The Constitution, Annotated: The Constitution Explained in Plain English — Finally, this week was National Constitution Day, so be sure to check out this wonderful online resource to see how the founding document’s various provisions have been interpreted by courts over the past two centuries. Maybe check out, oh I don’t know, Article I, Section 8, Clause 8.
CASE Act Ready for Full Vote in Congress; Law Would Ease Financial Burden of Fighting Copyright Theft — The big news this week is that HR 2426, which would create a copyright small claims tribunal to help creators settle disputes easily and cheaply, sailed through the House Judiciary Committee. Earlier this summer it had done the same in the Senate Judiciary.

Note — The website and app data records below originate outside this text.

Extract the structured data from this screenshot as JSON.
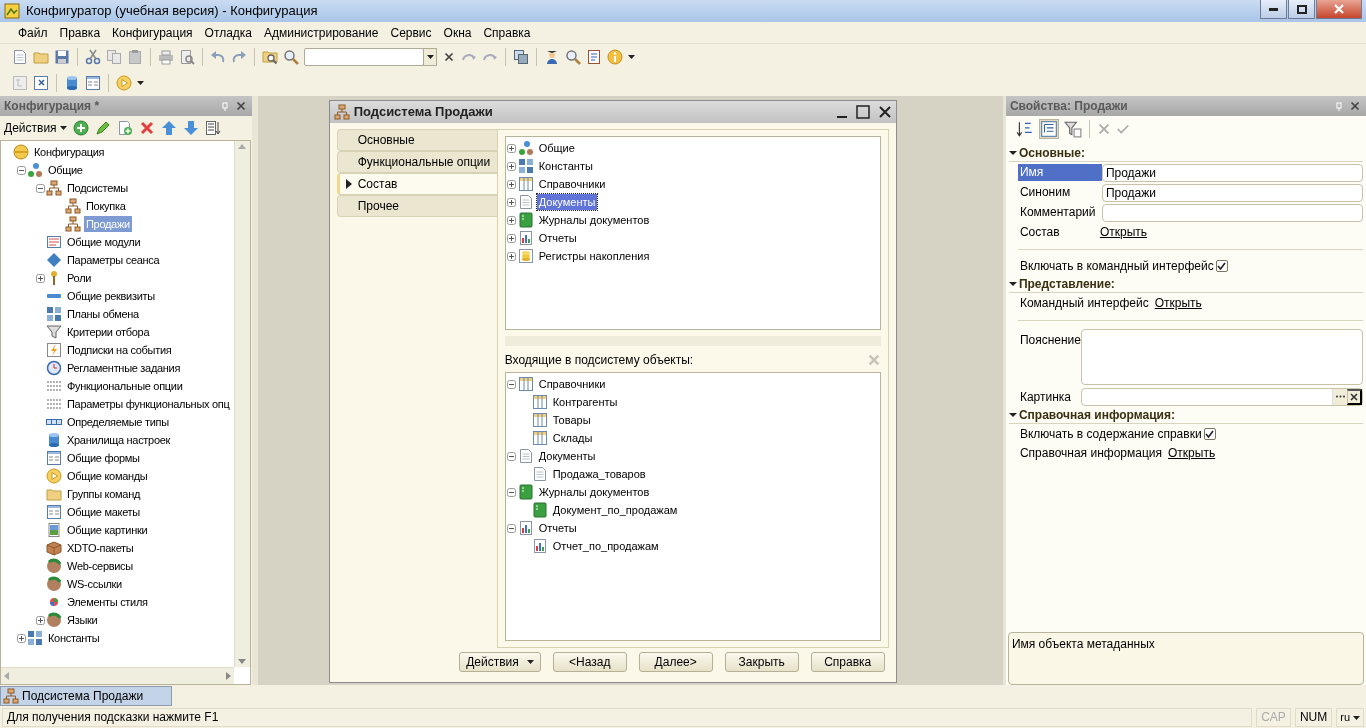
{
  "window": {
    "title": "Конфигуратор (учебная версия) - Конфигурация"
  },
  "menu": [
    "Файл",
    "Правка",
    "Конфигурация",
    "Отладка",
    "Администрирование",
    "Сервис",
    "Окна",
    "Справка"
  ],
  "config_panel": {
    "title": "Конфигурация *",
    "actions_label": "Действия",
    "tree": [
      {
        "label": "Конфигурация",
        "selected": false,
        "children": [
          {
            "label": "Общие",
            "selected": false,
            "expanded": true,
            "children": [
              {
                "label": "Подсистемы",
                "selected": false,
                "expanded": true,
                "children": [
                  {
                    "label": "Покупка",
                    "selected": false
                  },
                  {
                    "label": "Продажи",
                    "selected": true
                  }
                ]
              },
              {
                "label": "Общие модули",
                "selected": false
              },
              {
                "label": "Параметры сеанса",
                "selected": false
              },
              {
                "label": "Роли",
                "selected": false,
                "expanded": false
              },
              {
                "label": "Общие реквизиты",
                "selected": false
              },
              {
                "label": "Планы обмена",
                "selected": false
              },
              {
                "label": "Критерии отбора",
                "selected": false
              },
              {
                "label": "Подписки на события",
                "selected": false
              },
              {
                "label": "Регламентные задания",
                "selected": false
              },
              {
                "label": "Функциональные опции",
                "selected": false
              },
              {
                "label": "Параметры функциональных опц",
                "selected": false
              },
              {
                "label": "Определяемые типы",
                "selected": false
              },
              {
                "label": "Хранилища настроек",
                "selected": false
              },
              {
                "label": "Общие формы",
                "selected": false
              },
              {
                "label": "Общие команды",
                "selected": false
              },
              {
                "label": "Группы команд",
                "selected": false
              },
              {
                "label": "Общие макеты",
                "selected": false
              },
              {
                "label": "Общие картинки",
                "selected": false
              },
              {
                "label": "XDTO-пакеты",
                "selected": false
              },
              {
                "label": "Web-сервисы",
                "selected": false
              },
              {
                "label": "WS-ссылки",
                "selected": false
              },
              {
                "label": "Элементы стиля",
                "selected": false
              },
              {
                "label": "Языки",
                "selected": false,
                "expanded": false
              }
            ]
          },
          {
            "label": "Константы",
            "selected": false,
            "expanded": false
          }
        ]
      }
    ]
  },
  "dialog": {
    "title": "Подсистема Продажи",
    "tabs": [
      {
        "label": "Основные",
        "selected": false
      },
      {
        "label": "Функциональные опции",
        "selected": false
      },
      {
        "label": "Состав",
        "selected": true
      },
      {
        "label": "Прочее",
        "selected": false
      }
    ],
    "available_tree": [
      {
        "label": "Общие",
        "selected": false,
        "expanded": false
      },
      {
        "label": "Константы",
        "selected": false,
        "expanded": false
      },
      {
        "label": "Справочники",
        "selected": false,
        "expanded": false
      },
      {
        "label": "Документы",
        "selected": true,
        "expanded": false
      },
      {
        "label": "Журналы документов",
        "selected": false,
        "expanded": false
      },
      {
        "label": "Отчеты",
        "selected": false,
        "expanded": false
      },
      {
        "label": "Регистры накопления",
        "selected": false,
        "expanded": false
      }
    ],
    "included_label": "Входящие в подсистему объекты:",
    "included_tree": [
      {
        "label": "Справочники",
        "expanded": true,
        "children": [
          {
            "label": "Контрагенты"
          },
          {
            "label": "Товары"
          },
          {
            "label": "Склады"
          }
        ]
      },
      {
        "label": "Документы",
        "expanded": true,
        "children": [
          {
            "label": "Продажа_товаров"
          }
        ]
      },
      {
        "label": "Журналы документов",
        "expanded": true,
        "children": [
          {
            "label": "Документ_по_продажам"
          }
        ]
      },
      {
        "label": "Отчеты",
        "expanded": true,
        "children": [
          {
            "label": "Отчет_по_продажам"
          }
        ]
      }
    ],
    "buttons": [
      {
        "label": "Действия",
        "kind": "menu"
      },
      {
        "label": "<Назад",
        "kind": "plain"
      },
      {
        "label": "Далее>",
        "kind": "plain"
      },
      {
        "label": "Закрыть",
        "kind": "plain"
      },
      {
        "label": "Справка",
        "kind": "plain"
      }
    ]
  },
  "properties": {
    "title": "Свойства: Продажи",
    "sections": [
      {
        "title": "Основные:",
        "expanded": true,
        "rows": [
          {
            "kind": "field",
            "label": "Имя",
            "value": "Продажи",
            "selected": true
          },
          {
            "kind": "field",
            "label": "Синоним",
            "value": "Продажи",
            "selected": false
          },
          {
            "kind": "field",
            "label": "Комментарий",
            "selected": false
          },
          {
            "kind": "link",
            "label": "Состав",
            "link": "Открыть"
          },
          {
            "kind": "separator"
          },
          {
            "kind": "checkbox",
            "label": "Включать в командный интерфейс",
            "checked": true
          }
        ]
      },
      {
        "title": "Представление:",
        "expanded": true,
        "rows": [
          {
            "kind": "link",
            "label": "Командный интерфейс",
            "link": "Открыть"
          },
          {
            "kind": "separator"
          },
          {
            "kind": "textarea",
            "label": "Пояснение"
          },
          {
            "kind": "picker",
            "label": "Картинка"
          }
        ]
      },
      {
        "title": "Справочная информация:",
        "expanded": true,
        "rows": [
          {
            "kind": "checkbox",
            "label": "Включать в содержание справки",
            "checked": true
          },
          {
            "kind": "link",
            "label": "Справочная информация",
            "link": "Открыть"
          }
        ]
      }
    ],
    "hint": "Имя объекта метаданных"
  },
  "taskbar": [
    {
      "label": "Подсистема Продажи",
      "selected": true
    }
  ],
  "status_bar": {
    "message": "Для получения подсказки нажмите F1",
    "indicators": [
      {
        "label": "CAP",
        "on": false
      },
      {
        "label": "NUM",
        "on": true
      }
    ],
    "language": "ru"
  }
}
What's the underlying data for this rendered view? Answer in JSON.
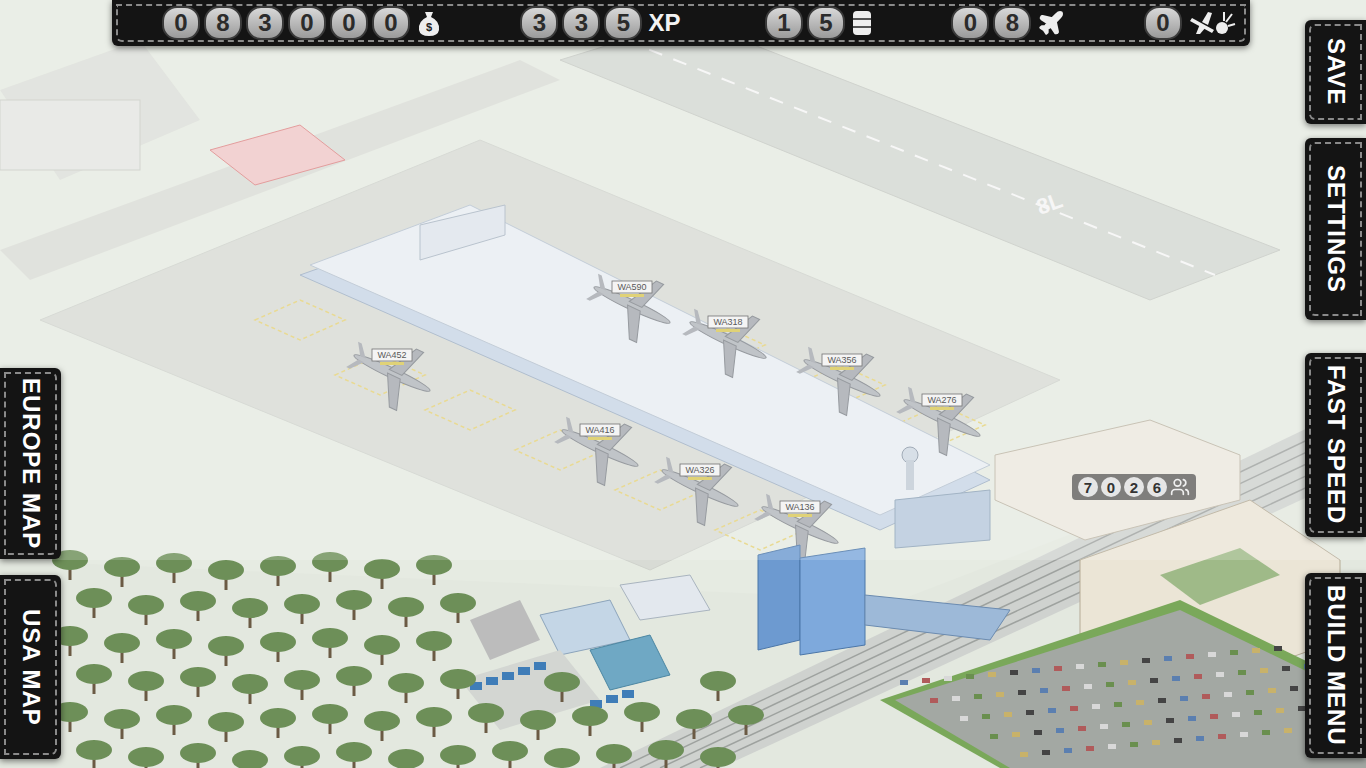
{
  "hud": {
    "counters": [
      {
        "kind": "money",
        "value": "083000",
        "unit": ""
      },
      {
        "kind": "xp",
        "value": "335",
        "unit": "XP"
      },
      {
        "kind": "fuel",
        "value": "15",
        "unit": ""
      },
      {
        "kind": "planes",
        "value": "08",
        "unit": ""
      },
      {
        "kind": "crashes",
        "value": "0",
        "unit": ""
      }
    ]
  },
  "left_buttons": [
    "EUROPE MAP",
    "USA MAP"
  ],
  "right_buttons": [
    "SAVE",
    "SETTINGS",
    "FAST SPEED",
    "BUILD MENU"
  ],
  "passengers": "7026",
  "runway_label": "8L",
  "flights": [
    {
      "code": "WA590"
    },
    {
      "code": "WA318"
    },
    {
      "code": "WA356"
    },
    {
      "code": "WA276"
    },
    {
      "code": "WA452"
    },
    {
      "code": "WA416"
    },
    {
      "code": "WA326"
    },
    {
      "code": "WA136"
    }
  ]
}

Publishers v Audible: VCRs and DVRs to the Rescue? — Devlin Hartline examines the complaint by publishers against Audible over a feature that automatically converts the licensed audio of an audiobook into unlicensed text, particularly how the direct infringement claim pans out. Also check out Kevin Madigan’s companion piece on how a potential fair use defense would hold up.
CJEU rules that only requirement for copyright protection of designs is their originality — Eleonora Rosati reports on this week’s CJEU decision in Cofemel, regarding the standard of copyright protection for designs. Shades of the 2017 US decision in Star Athletica v Varsity Brands.
Nintendo Wins Blocking Injunction Against Four Piracy-Enabling Sites — “Justice Arnold said that in his opinion it is ‘beyond dispute’ that the sites use Nintendo’s marks in order to promote circumvention devices. He also agreed that the devices were made available to the public on the basis they would be used to provide access to infringing content, since they all mention piracy in promotional material.”
ASCAP & BMI Consent Decrees Review Expected to Conclude This Year While Both Sides Argue Worst-Case Scenarios — Finally, just yesterday public comments in the DOJ’s review of the ASCAP and BMI consent decrees were made public. Read all 877 yourself, or check out this overview from Billboard.
Video Post: Irwin Karp on Drafting the 1976 Copyright Act — The storied copyright attorney and author advocate speaks in this video about the process that led to the current US copyright law, as well as his role in it. A fantastic narrative that puts context and color on the legislative history of the Act.
Pirate Site Blocking Boosts Netflix Subscriptions, Research Suggests — Torrentfreak reports on recently published research that demonstrates that anti-piracy enforcement not only reduces copyright infringement but shifts individuals to legitimate sources of copyrighted works, which is the ultimate goal of any copyright regime.
Congress Members Ask to Grill Google in Roundtable on ContentID Tool — Eileen McDermott reports, “Eight members of Congress have sent a letter to Google Chief Executive Officer Sundar Pichai requesting that the company participate in ‘a roundtable with Congressional offices and members of the creative community’ to discuss its responses to a series of questions relating to Google-owned YouTube’s Content ID tool. The tool is meant to prevent copyright infringing material from appearing on YouTube but has come under scrutiny for its failings in recent years.”
The changing economics of electronic music — An interesting look from Resident Advisor about how the dance music industry fares in a streaming world. “Undeniably, it is easier to publish your music online and hypothetically receive compensation for the downloading or purchase of that music. That is undeniably easier. The fallacy of that kind of logic, which we have been hammered over the head with, of this being this great democratising time, is that people don’t really find that stuff.”
The harsh reality of life as a musician: an interview with Miranda Mulholland — From WIPO Magazine, “Award-winning Canadian musician, record-label owner and festival founder Miranda Mulholland offers a personal account of the realities that artists are facing in the digital era.”